Students At Prince George's County Receive H1N1 Vaccinations | WAMU 88.5 - American University Radio

: News

Filed Under:

Students At Prince George's County Receive H1N1 Vaccinations

Play associated audio
U.S. Health and Human Services Secretary Kathleen Sebelius, Maryland Gov. Martin O'Malley and U.S. Education Secretary Arne Duncan greet some of the nurses giving out H1N1 vaccinations.
Matt Bush
U.S. Health and Human Services Secretary Kathleen Sebelius, Maryland Gov. Martin O'Malley and U.S. Education Secretary Arne Duncan greet some of the nurses giving out H1N1 vaccinations.

Students at one Prince Georges County elementary school received H1N1 flu vaccinations as members of President Obama's cabinet looked on.

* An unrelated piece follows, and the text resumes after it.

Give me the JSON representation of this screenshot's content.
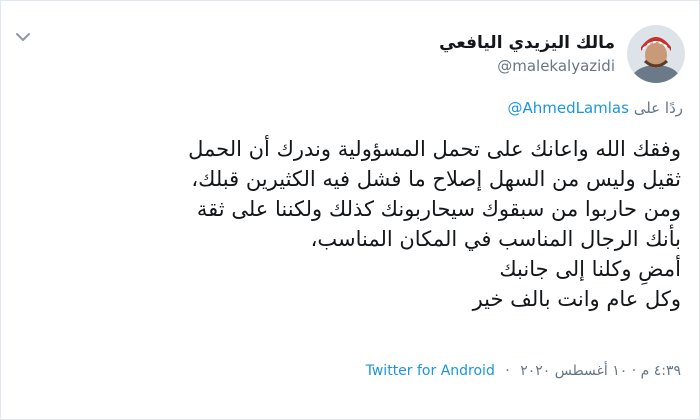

Around 100 students received their vaccine, through a nasal spray put into each nostril, at Dodge Park Elementary in Landover, Maryland. Health and Human Services secretary Kathleen Sebelius was there to lend support and to try to calm fears from parents.

Other schools in Prince Georges County will start vaccinating later this month. Maryland Governor Martin O'Malley says school children are one of five priority populations getting the vaccine first. Dr. Donald Shell, the chief health officer for Prince Georges County, says they followed federal guidelines in determining who received the first vaccines.

Matt Bush reports...

NPR

Antarctic Holiday: A Christmas Feast In The Loneliest Spot On Earth

For Dr. Gavin Francis, Christmas Eve marked the start of a year-long stay in an icy research base 8,700 miles from home. In this "empire of ice and isolation," he says, food is essential to morale.
NPR

Antarctic Holiday: A Christmas Feast In The Loneliest Spot On Earth

For Dr. Gavin Francis, Christmas Eve marked the start of a year-long stay in an icy research base 8,700 miles from home. In this "empire of ice and isolation," he says, food is essential to morale.
NPR

'Rum, Rumba, And Romance': A Book On Cuba's Enduring Mystique

This week, President Obama announced that he will begin to normalize relations with Cuba. Cuban-American writer Richard Blanco recommends a book about Cuba's imprint on the American imagination.
NPR

Obama Says 'James Flacco.' The Internet Says, Thank You

It was an honest mistake. But when President Obama said "James Flacco" when referring to James Franco — on a Friday before the holidays, no less — the slip was eagerly received online.

Leave a Comment

Help keep the conversation civil. Please refer to our Terms of Use and Code of Conduct before posting your comments.